From the intro piece of 'In The Beginning' the album takes on you on a journey in the fine tradition of cinematic progressive rock but with of course extreme doom-laden heaviness. The opening 10 minutes of the album is full of loud/quiet breaks, varied vocal approaches from hollering growls to emotionally draining crooning that is wonderfully hypnotic and surprising soothing. Matt Schmitz has out-done himself on this album, not only in the multi-layered guitar work but also in the outstanding variance he displays in his vocal performance. Musically Sleestak crossover many genres and emotions and the main reference point that keeps on cropping up is Pink Floyd as the band have the same kind of haunting ambience that can be heard on Floyd albums such as 'A Saucerful Of Secrets' and 'Obscured By Clouds.'
The term 'psychotropic' really sums up the vibe of 'The Fall Of Altrusia' especially in sections of music as in what occurs around the 15 to 20 minute mark in the albums running time. Note that while the tracks are split into chapters, they all melt into one another and 'In The Beginning', 'Exciled From The City', 'The Prophecy Of The Great Sleep,' 'Regression Within The Hive,' 'Disturbance Of The Cocoon,' The Marshall Prophecy,' and 'Pakuni Shaman Chant Of The Altrusian Moth' are all seamlessly woven together to form nearly one hour of mesmerizing sonic brilliance and enchanting story-telling. There is of course been some monumental epic concepts in rock from Rush's '2112' to Yes and their mind-blowing 'Close To The Edge' track and 'The Fall Of Altrusia' can safely be regarded in the same-light as those classics.
The music flows and breathes hypnotic ambience but also is wonderfully well-balanced between mellow, floating sections and ear-shattering doom-laden riffing passages. By the time the 30 minute mark is reached, the music is in cruise-control with a psychedelic, haunting and emotionally draining feel to the arrangement but soon as you are ready to leave for the cosmos, an apocalyptic evilness is unleashed but echos of Floydian soundscapes again reappear with synthesizer played by Adam Bartell. The music continues to move and evolve and it never gets stuck in the one direction. One thing that is maintained throughout is the atmosphere which is pure space-rock for the most part but with a sinister, apocalyptic edge and the vibe only gets more darkened the closer it gets to its conclusion. The last few minutes of this monster piece of music is simply awe-inspiring and when it is all over, the listener is left breathless and emotionally crippled.

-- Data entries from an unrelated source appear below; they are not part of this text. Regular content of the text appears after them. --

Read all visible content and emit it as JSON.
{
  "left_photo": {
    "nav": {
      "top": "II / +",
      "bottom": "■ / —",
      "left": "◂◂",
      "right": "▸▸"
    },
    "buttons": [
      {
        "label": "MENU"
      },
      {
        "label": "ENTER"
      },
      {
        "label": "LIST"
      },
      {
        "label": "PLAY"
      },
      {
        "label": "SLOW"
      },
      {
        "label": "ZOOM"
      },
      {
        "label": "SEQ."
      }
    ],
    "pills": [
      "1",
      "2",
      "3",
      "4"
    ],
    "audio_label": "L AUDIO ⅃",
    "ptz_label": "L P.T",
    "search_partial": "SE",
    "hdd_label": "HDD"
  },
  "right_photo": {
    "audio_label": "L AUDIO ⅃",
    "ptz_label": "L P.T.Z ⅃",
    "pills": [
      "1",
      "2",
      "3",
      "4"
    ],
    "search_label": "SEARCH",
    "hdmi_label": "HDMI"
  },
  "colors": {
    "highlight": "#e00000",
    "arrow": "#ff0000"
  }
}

Without a doubt Sleestak have changed direction in many respects from their earlier work. While this still has its moments of doom-laden sabbathian riffery and stoner-metal sonic excess, it is a major leap into the realms of progressive rock and conceptual space-rock. It is not overly complex in terms of musicianship but in terms of arrangement, this album is monumental to the extreme. Obviously this album was not thought up overnight, this is a well-executed, very ambitious piece of work but there is also a free-flowing jammy feel to a lot of the albums passages. I can't say much more except this is a surprise release - I did not see this coming at all. If you liked their other releases, I am sure this album will be on 'your must-have' list already but be ready to be blown away by the expansiveness and the depth that this album has to offer. ATTENTION; Fans of psychedelic rock, progressive rock and heavy-music fans who love albums with a concept behind them - Your album has arrived.......Don't let this one pass you by.......10/10
Sleestak Official Site
Sleestak @ MySpace